    “The greatest hope for humanity lies not in condemning violence, but in making violence obsolete” (Raqib Paragraph 16). This statement conveys how nonviolence resistance can defeat oppression and can discourage violence when resolving problems. Oppression is an unjust treatment or control added to others. There are many ways to overcome oppression, nonviolent resistance is the most accepted, due to the fact that during many years, the method of acceptance has created no difference by just waiting

  • Cesar Chavez My Faith In Action Summary

    800 Words  | 4 Pages

    America. Through his experiences and observations with religion and spirituality growing up, Cesar created his own myth by conveying nonviolence and self-sacrifice as the basis of his American religious experience. Thus, paving the way towards reform for farm workers. To be able to understand Cesar’s motive behind his movement, violence and nonviolence needs to be distinguished. A violent movement is a protest that is set up to achieve a goal by using violent acts (riots, house raids
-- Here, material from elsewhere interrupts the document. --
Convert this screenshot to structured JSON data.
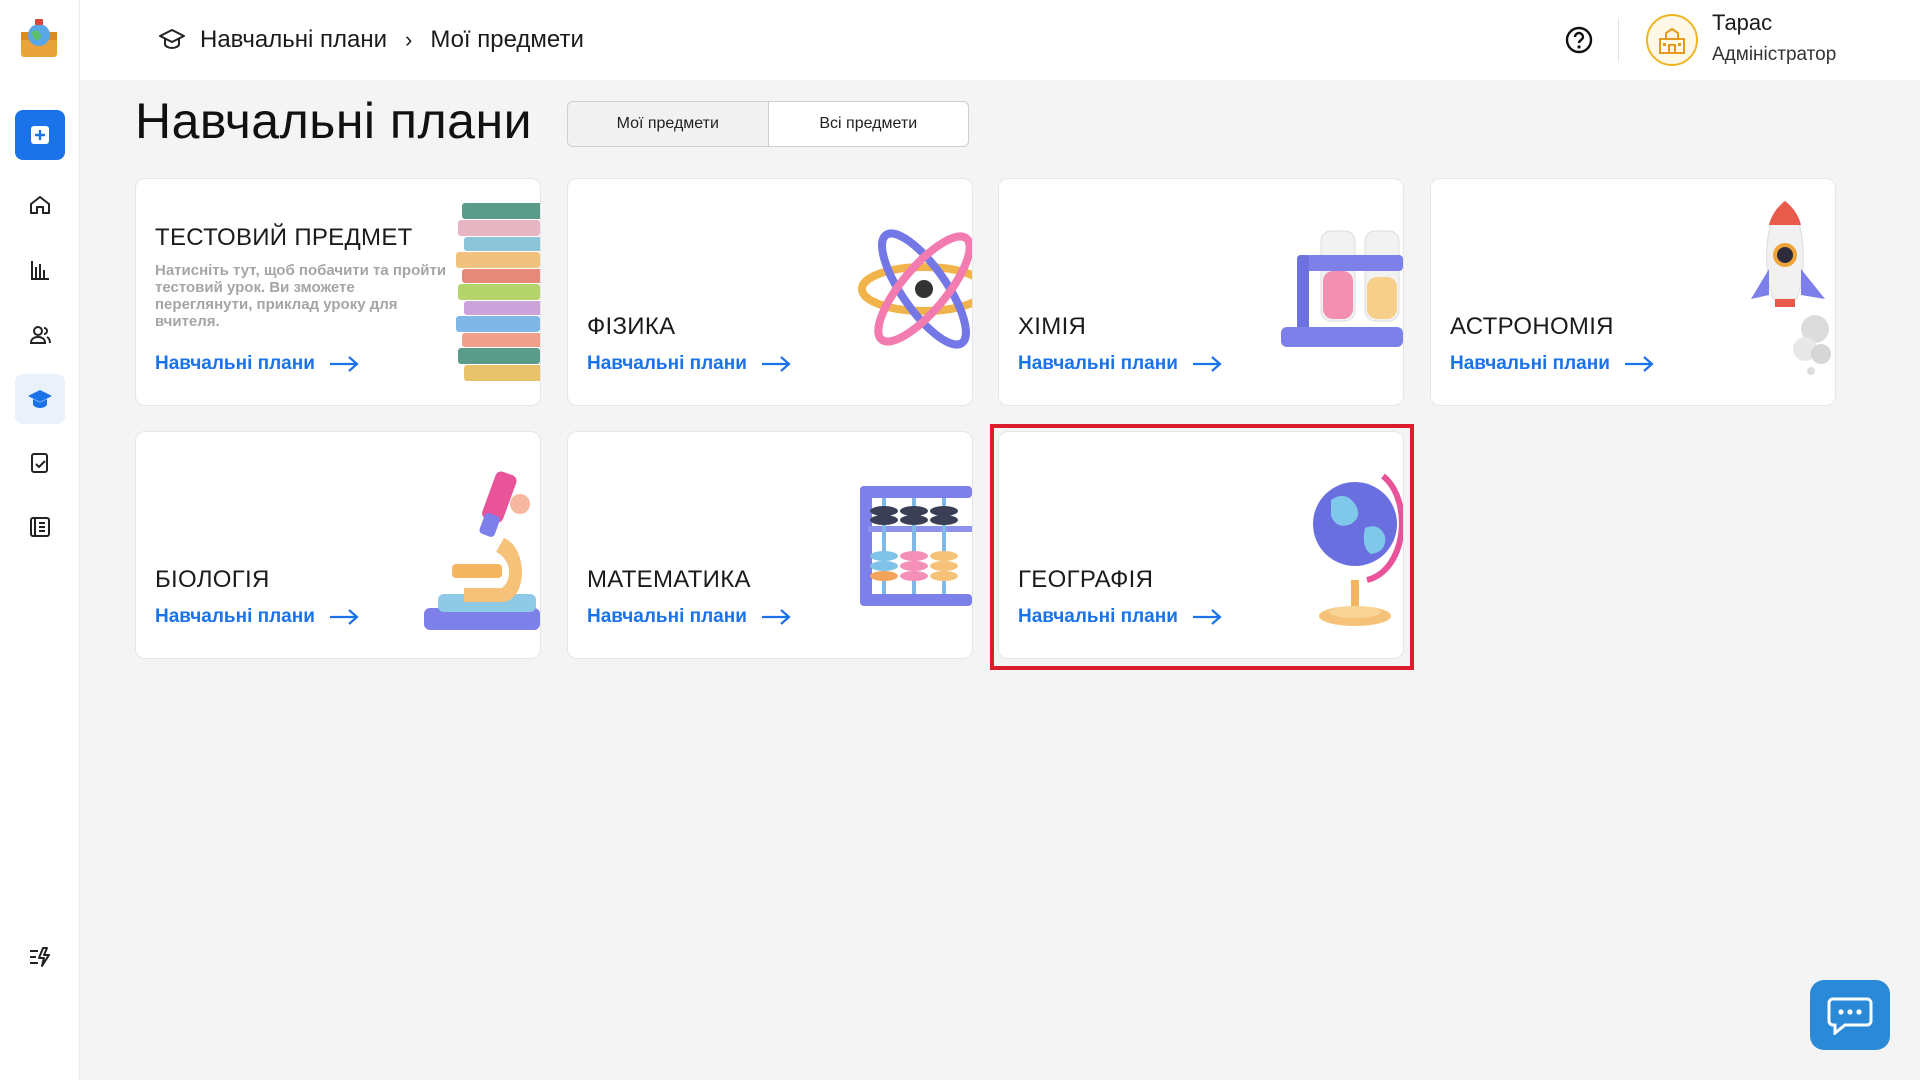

  • Purpose Of Martin Luther King

    700 Words  | 3 Pages

    Dr. Martin Luther King Jr., best known for his role in the advancement of civil rights using nonviolent civil disobedience based on his Christian beliefs. In 1963, Martin Luther King Jr. was arrested and sent to jail because he and others were protesting the treatment of blacks in Birmingham, Alabama. While sitting in jail he received a letter from 8 white clergymen stating that his methods were unwise and untimely. So Dr. Martin Luther King Jr. took it upon his self to reply to the fellow men explaining
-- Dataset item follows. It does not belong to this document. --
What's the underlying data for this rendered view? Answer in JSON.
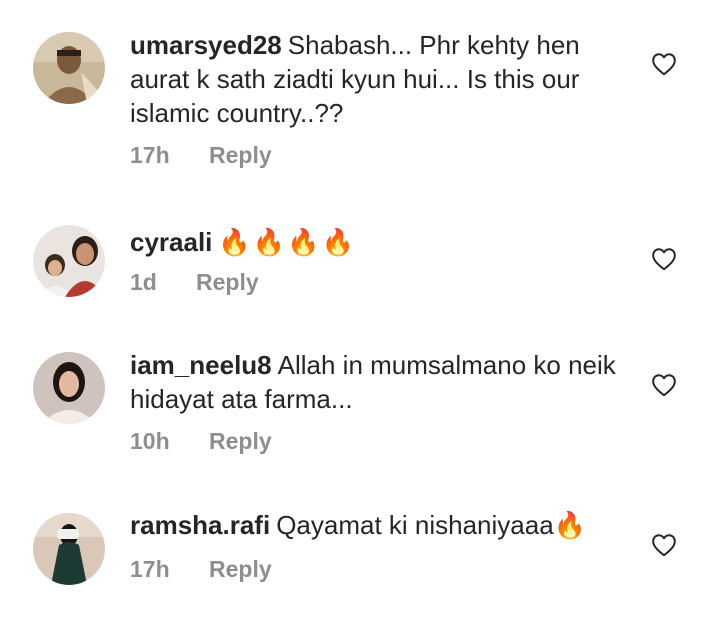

  • Rhetorical Analysis Of Martin Luther King Jr.'s Imagine This Was Your School

    821 Words  | 4 Pages

    Martin Luther King Jr has stated, “Nonviolence is a powerful and just weapon, which cuts without wounding and ennobles the man who wields it. It is a sword that heals.” This means that people can make a difference without harming anyone and can make a difference without being hurt. Also that nonviolence is more powerful than just brute force, people can stop or “cut” injustice easier. Martin Luther King Jr’s words inspired a generation and allowed these groups and people to use this metaphor as their

  • Philosophical Differences Of Martin Luther King Vs. Malcolm X

    655 Words  | 3 Pages

    racism. This eventually lead to the development of the Civil Rights Movement which began in the 1950s and was an act towards discrimination. Martin Luther King’s ideals were the most reasonable for America in the 1960s because of his method of nonviolence and his belief that people should not be

  • Cesar Chavez Non Violence Analysis

    471 Words  | 2 Pages

    people seem to think that it does. Cesar Chavez on the other hand, disagrees. In an article that Chavez wrote for a magazine and made some excellent points and arguments about why nonviolence is so much more effective as opposed to violence. He covers topics such as morality, or lack thereof, shown by violence and nonviolence, as well as honor. Chavez’s rhetorical choices made in favor of his argument seems to have a lasting effect as people today still resort to nonviolent acts of resistance against